Ethan came bounding down the trail a few minutes later and I told him about my blunder. He just laughed and said I should’ve gone with him. He made it all the way up the the snow line. Crazy man. We got a donut at the shop before we made the hike back down which was much easier. We didn’t really have a set way to get back to Riobamba, but had heard that it’s common to hitch hike. I hoped a bus would come by, but two weird guys with a huge tire in their trunk stopped first. We were standing their with a guy who spoke English and Spanish luckily and he needed a ride too. He confirmed that the dudes were headed back to town for us and then he got out after like 10 minutes. Well, this should be interesting.
The guys tried talking to us, but I didn’t understand a word of it. It took about 30 minutes to get back to town and I’m assuming since we couldn’t understand each other he just decided to drop us as soon as we got to town. He asked for money (that I did understand) and we gave him $3. We were still 2 miles from our hostel, but most of it was downhill. Toward the end though I wished we had just got a cab ride. We made it though and went straight to this restaurant we had seen near KFC that looked really good.
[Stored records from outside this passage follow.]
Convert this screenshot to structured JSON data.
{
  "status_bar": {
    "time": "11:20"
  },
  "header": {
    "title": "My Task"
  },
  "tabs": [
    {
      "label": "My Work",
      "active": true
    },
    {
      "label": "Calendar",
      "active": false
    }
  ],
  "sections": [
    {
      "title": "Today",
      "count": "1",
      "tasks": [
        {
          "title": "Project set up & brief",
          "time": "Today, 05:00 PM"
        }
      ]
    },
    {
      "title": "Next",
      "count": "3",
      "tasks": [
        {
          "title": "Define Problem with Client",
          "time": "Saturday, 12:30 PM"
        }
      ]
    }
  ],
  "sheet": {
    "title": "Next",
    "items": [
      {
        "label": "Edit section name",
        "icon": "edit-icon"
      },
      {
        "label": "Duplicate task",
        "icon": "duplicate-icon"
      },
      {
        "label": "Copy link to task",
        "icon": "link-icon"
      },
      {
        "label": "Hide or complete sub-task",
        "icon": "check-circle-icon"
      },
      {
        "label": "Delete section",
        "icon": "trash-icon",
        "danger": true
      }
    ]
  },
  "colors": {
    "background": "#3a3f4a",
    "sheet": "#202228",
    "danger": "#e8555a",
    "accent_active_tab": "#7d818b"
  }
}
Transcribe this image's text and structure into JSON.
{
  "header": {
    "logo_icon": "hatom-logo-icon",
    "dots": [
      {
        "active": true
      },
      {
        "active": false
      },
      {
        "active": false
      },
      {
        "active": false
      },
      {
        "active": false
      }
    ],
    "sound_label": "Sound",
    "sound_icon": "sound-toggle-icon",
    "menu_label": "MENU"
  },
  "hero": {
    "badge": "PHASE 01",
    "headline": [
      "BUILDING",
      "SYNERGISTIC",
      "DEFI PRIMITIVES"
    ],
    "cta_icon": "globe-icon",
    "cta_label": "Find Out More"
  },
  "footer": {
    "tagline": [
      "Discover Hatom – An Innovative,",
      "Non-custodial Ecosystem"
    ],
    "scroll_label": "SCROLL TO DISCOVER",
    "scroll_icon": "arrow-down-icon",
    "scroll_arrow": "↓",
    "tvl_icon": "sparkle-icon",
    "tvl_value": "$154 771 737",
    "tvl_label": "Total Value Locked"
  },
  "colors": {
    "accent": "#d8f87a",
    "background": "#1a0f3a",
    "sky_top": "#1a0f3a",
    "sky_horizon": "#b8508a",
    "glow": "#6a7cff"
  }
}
The food was delicious and, of course, after refueling Ethan wanted to go downtown to see a few things before it got dark. We got in a cab and even though I was using my best Spanish he still did not understand where we wanted to go. So he just started driving and kept looking at Ethan for directions. As luck would have it though there was some big hubub down so a bunch of roads were closed and traffic was awful. When we finally reached a point near our destination, we told him to stop. The fare was $1.50 and all we had was a $5. Do you think this dude had change?? Nope. Why would he? So he is clearly annoyed, but he takes our $5 to go get change and comes back with a bottle of water that probably cost the same as our fare. Ayeeee. We got our change then made a small loop through town to see a cathedral, the main square and some other church. The clouds had cleared so at one point we could see the mountain looming in the distance. Very neat. The big hubub was some kind of parade (on a Tuesday evening?!? Yep!) so we walked along the parade route all the way back to the hostel. Of course we had to stop for frozen yogurt first. Duh.